Though many film directors write, direct and even produce movies themselves, it’s unusual for a filmmaker to be quite as talented as John Carpenter, writing, directing and creating the soundtrack for many of his original films. These aren’t just throwaway soundtracks either, Carpenter’s soundtracks represent some of the very best of cinema, from Assault on Precinct 13’s punchy synthy score to Halloween’s haunting minimalist music. 

Creeping up on the listener, the soundtrack’s careful staccato score is incessant, continuing without a pause to reflect the ceaseless energy of antagonist Michael Myers. Composed and created by John Carpenter himself, the director was inspired by both ‘Tubular Bells’, the theme to William Friedkin’s The Exorcist, as well as the work of Italian prog-rock band Goblin, though the secret behind Halloween’s eventual soundtrack was from something far more elementary. 

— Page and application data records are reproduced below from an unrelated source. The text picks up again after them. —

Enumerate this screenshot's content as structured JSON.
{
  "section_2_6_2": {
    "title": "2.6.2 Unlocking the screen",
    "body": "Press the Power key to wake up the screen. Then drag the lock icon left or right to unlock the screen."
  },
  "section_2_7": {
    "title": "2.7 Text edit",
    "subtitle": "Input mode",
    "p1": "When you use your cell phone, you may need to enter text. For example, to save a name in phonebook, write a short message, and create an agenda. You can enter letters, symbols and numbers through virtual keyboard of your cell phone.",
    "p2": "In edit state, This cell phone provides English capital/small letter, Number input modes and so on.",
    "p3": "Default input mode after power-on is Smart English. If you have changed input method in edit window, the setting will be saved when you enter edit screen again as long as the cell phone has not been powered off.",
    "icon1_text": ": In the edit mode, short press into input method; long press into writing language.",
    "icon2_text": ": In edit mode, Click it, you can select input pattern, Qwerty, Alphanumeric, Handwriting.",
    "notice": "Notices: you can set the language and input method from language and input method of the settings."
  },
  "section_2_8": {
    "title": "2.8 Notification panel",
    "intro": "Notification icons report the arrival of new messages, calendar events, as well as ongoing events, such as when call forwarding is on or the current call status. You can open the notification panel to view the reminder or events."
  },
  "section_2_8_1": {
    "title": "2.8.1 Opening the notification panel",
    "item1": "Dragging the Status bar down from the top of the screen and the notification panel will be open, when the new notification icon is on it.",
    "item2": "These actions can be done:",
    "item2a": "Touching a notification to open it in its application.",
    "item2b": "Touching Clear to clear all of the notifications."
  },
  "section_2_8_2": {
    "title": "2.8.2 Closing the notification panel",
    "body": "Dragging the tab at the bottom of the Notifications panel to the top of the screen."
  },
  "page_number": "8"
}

“The rhythm was inspired by an exercise my father taught me on the bongos in 1961, the beating out of 5-4 time,” Carpenter commented in an interview before revealing that it took him three days to compose the entire score for the film. He transposed the technique to piano and thus the iconic theme tune was born, attributing his final influences of the soundtrack to Friedkin’s film, as well as Dario Argento’s Suspiria, which Carpenter also admitted influenced the film’s slightly surreal colour scheme. 

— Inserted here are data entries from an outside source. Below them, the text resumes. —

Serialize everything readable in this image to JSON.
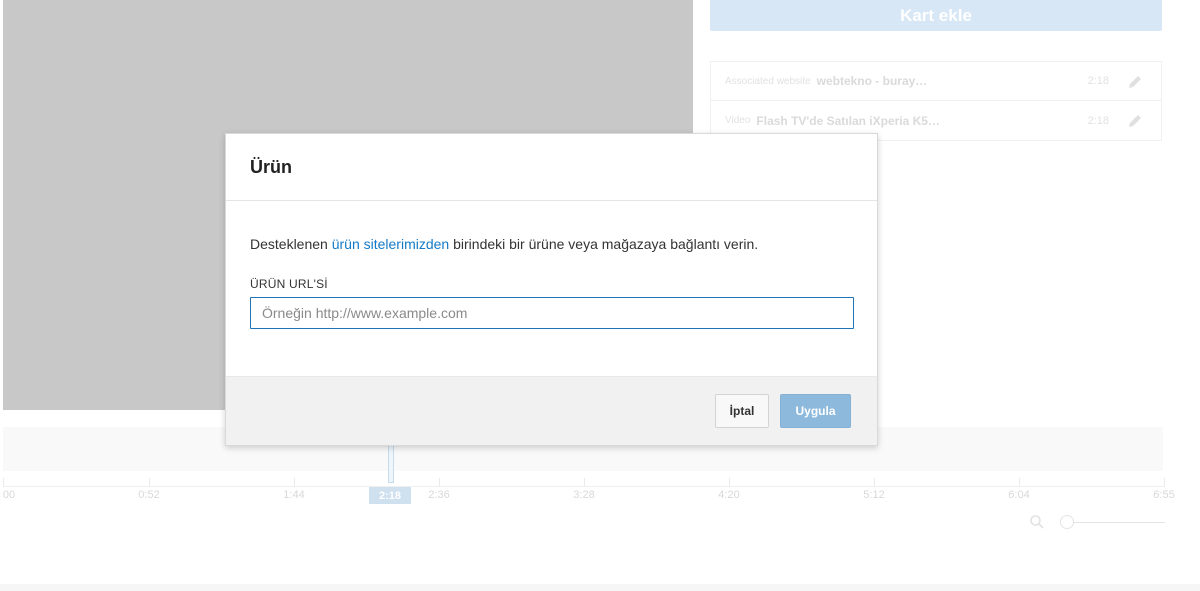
{
  "sidebar": {
    "add_card_label": "Kart ekle",
    "cards": [
      {
        "type": "Associated website",
        "title": "webtekno - buray…",
        "time": "2:18"
      },
      {
        "type": "Video",
        "title": "Flash TV'de Satılan iXperia K5…",
        "time": "2:18"
      }
    ]
  },
  "timeline": {
    "ticks": [
      "00",
      "0:52",
      "1:44",
      "2:36",
      "3:28",
      "4:20",
      "5:12",
      "6:04",
      "6:55"
    ],
    "playhead_time": "2:18"
  },
  "dialog": {
    "title": "Ürün",
    "desc_before": "Desteklenen ",
    "desc_link": "ürün sitelerimizden",
    "desc_after": " birindeki bir ürüne veya mağazaya bağlantı verin.",
    "field_label": "ÜRÜN URL'Sİ",
    "url_value": "",
    "url_placeholder": "Örneğin http://www.example.com",
    "cancel_label": "İptal",
    "apply_label": "Uygula"
  },
  "colors": {
    "accent": "#167ac6",
    "apply_button": "#8db9dd",
    "add_card_button": "#d7e7f5"
  },
  "icons": {
    "edit": "pencil-icon",
    "zoom": "magnifier-icon"
  }
}
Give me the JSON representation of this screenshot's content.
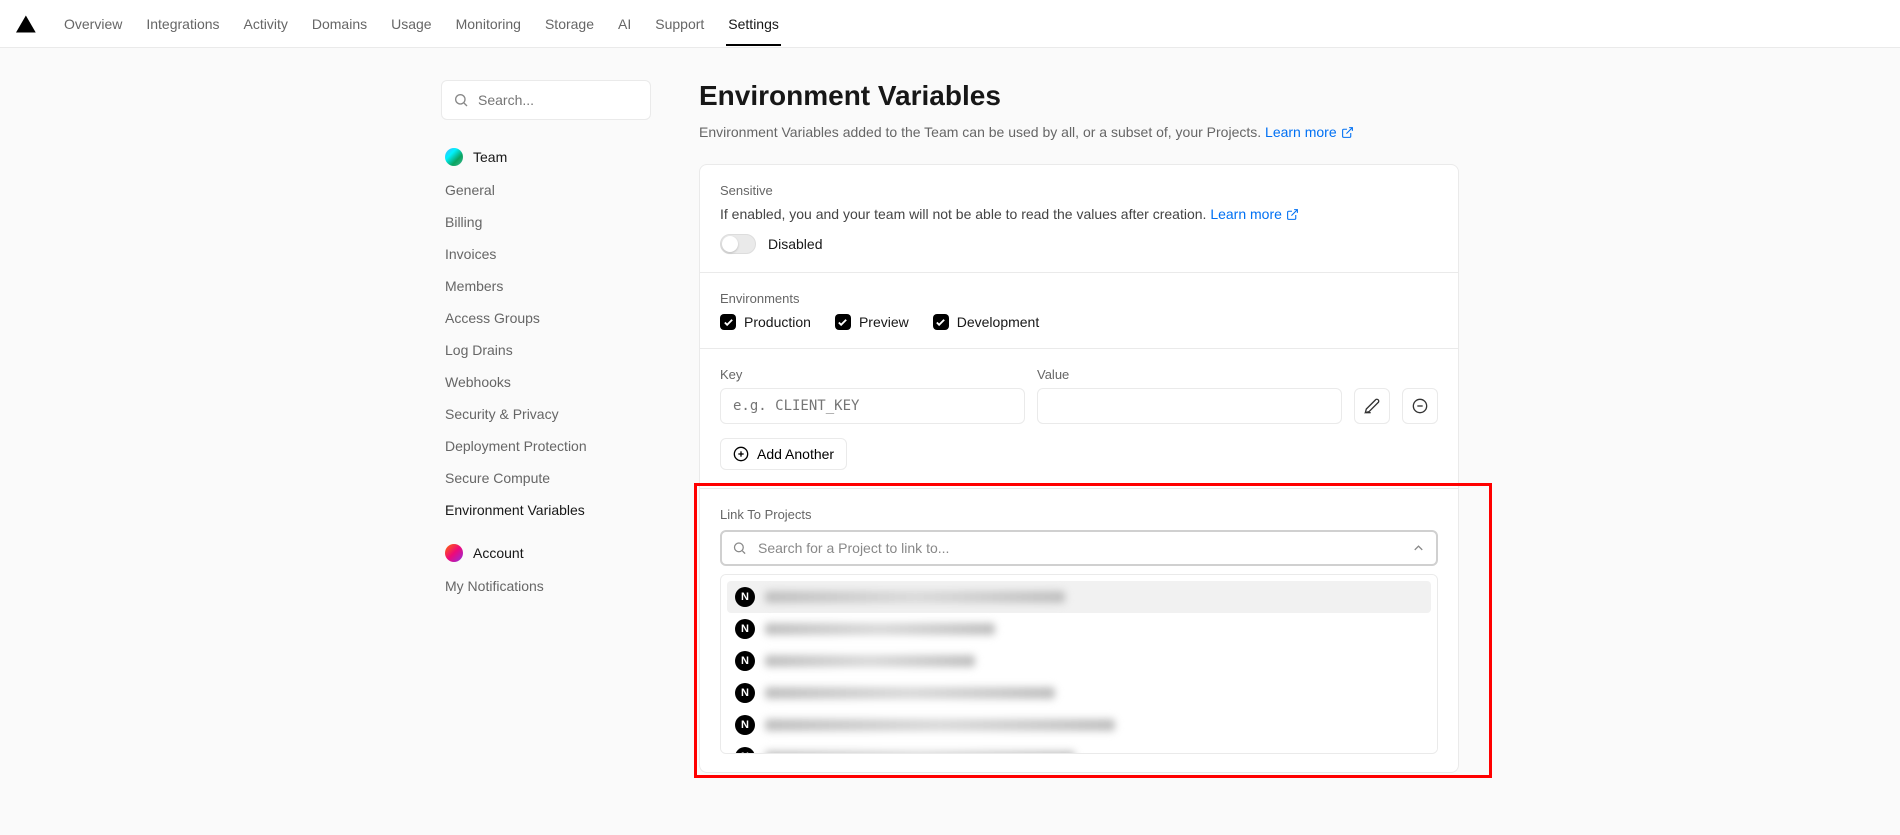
{
  "topnav": {
    "tabs": [
      "Overview",
      "Integrations",
      "Activity",
      "Domains",
      "Usage",
      "Monitoring",
      "Storage",
      "AI",
      "Support",
      "Settings"
    ],
    "active": "Settings"
  },
  "sidebar": {
    "search_placeholder": "Search...",
    "team_label": "Team",
    "items": [
      "General",
      "Billing",
      "Invoices",
      "Members",
      "Access Groups",
      "Log Drains",
      "Webhooks",
      "Security & Privacy",
      "Deployment Protection",
      "Secure Compute",
      "Environment Variables"
    ],
    "active": "Environment Variables",
    "account_label": "Account",
    "account_items": [
      "My Notifications"
    ]
  },
  "page": {
    "title": "Environment Variables",
    "description": "Environment Variables added to the Team can be used by all, or a subset of, your Projects. ",
    "learn_more": "Learn more"
  },
  "sensitive": {
    "label": "Sensitive",
    "text": "If enabled, you and your team will not be able to read the values after creation. ",
    "learn_more": "Learn more",
    "toggle_state": "Disabled"
  },
  "environments": {
    "label": "Environments",
    "options": [
      "Production",
      "Preview",
      "Development"
    ]
  },
  "kv": {
    "key_label": "Key",
    "key_placeholder": "e.g. CLIENT_KEY",
    "value_label": "Value",
    "add_another": "Add Another"
  },
  "link_projects": {
    "label": "Link To Projects",
    "search_placeholder": "Search for a Project to link to...",
    "items_count": 6,
    "item_widths": [
      300,
      230,
      210,
      290,
      350,
      310
    ]
  }
}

The film’s main titles join the ethereal piece of music for Halloween’s lead character Laurie Strode, itself inspired by the Psycho composer Bernard Herrmann, as well as the ominous track ‘The Shape Stalks’. It proved to be one of the film’s strongest aspects, with test scores from audience reactions improving greatly once Carpenter’s soundtrack was added. His work on the memorable soundtrack joins one untitled song performed by John Carpenter and a group of his friends from their band called The Coupe De Villes, with the song audible when Laurie steps into Annie’s car on her way to babysit Tommy Doyle.

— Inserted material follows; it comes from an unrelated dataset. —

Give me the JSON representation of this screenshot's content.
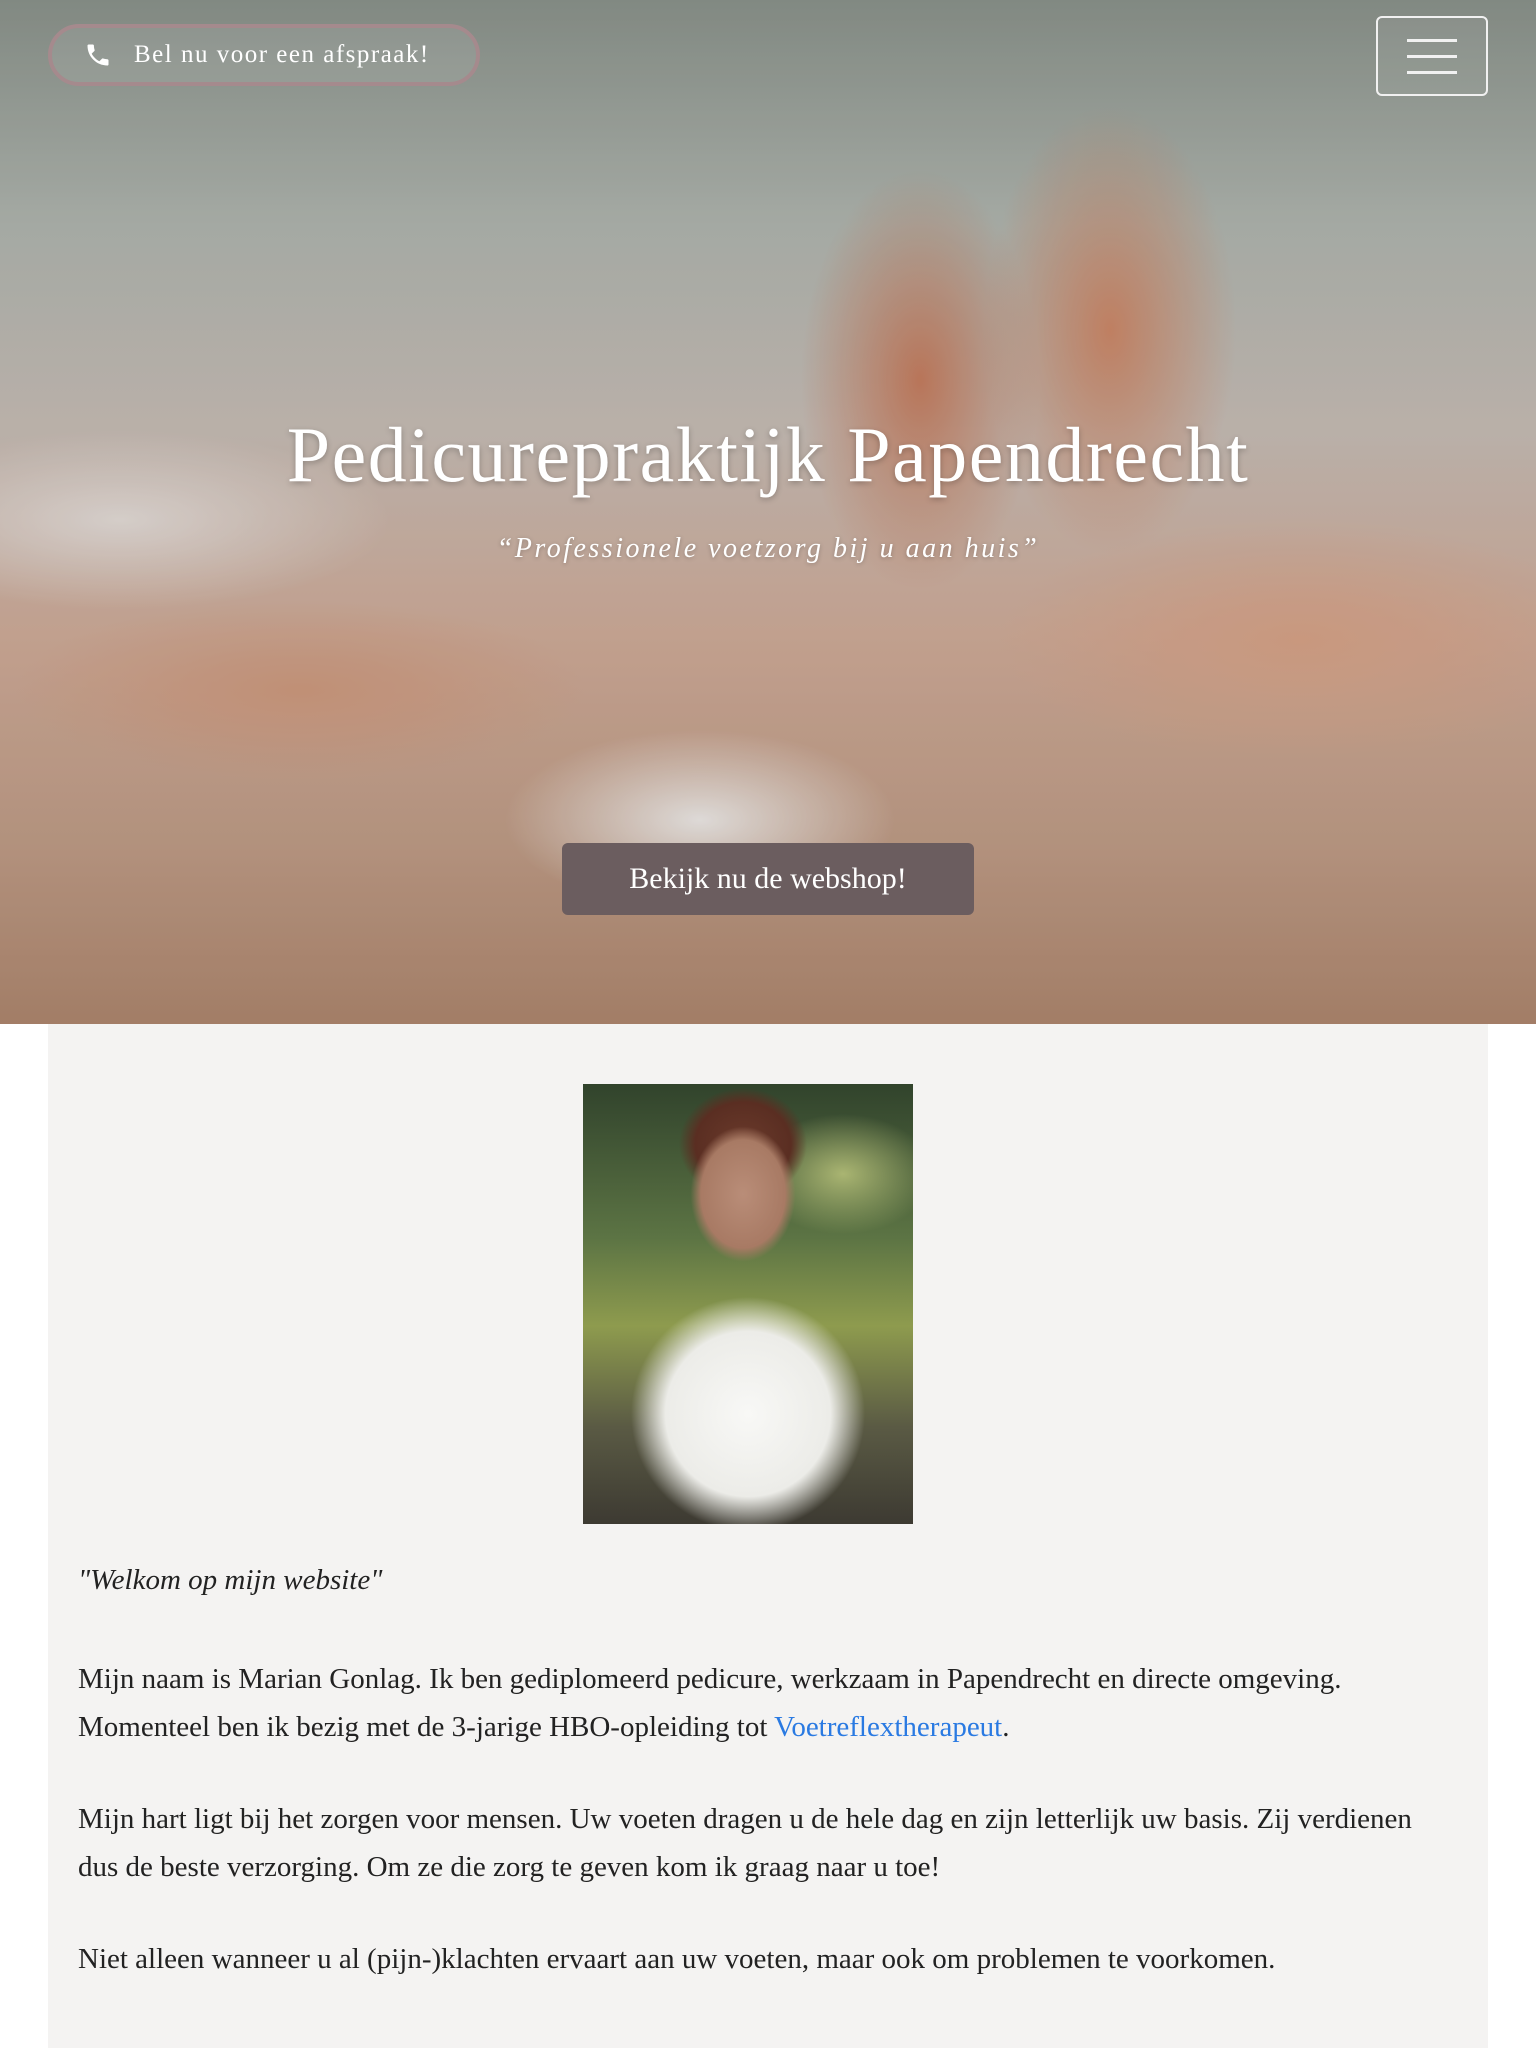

Often recalled on lists of the greatest film soundtrack of all time, John Carpenter is humble about the legacy of his soundtrack, commenting that, “If you listen very carefully, they’re pretty simple…I had a pretty good ear…so it worked out”.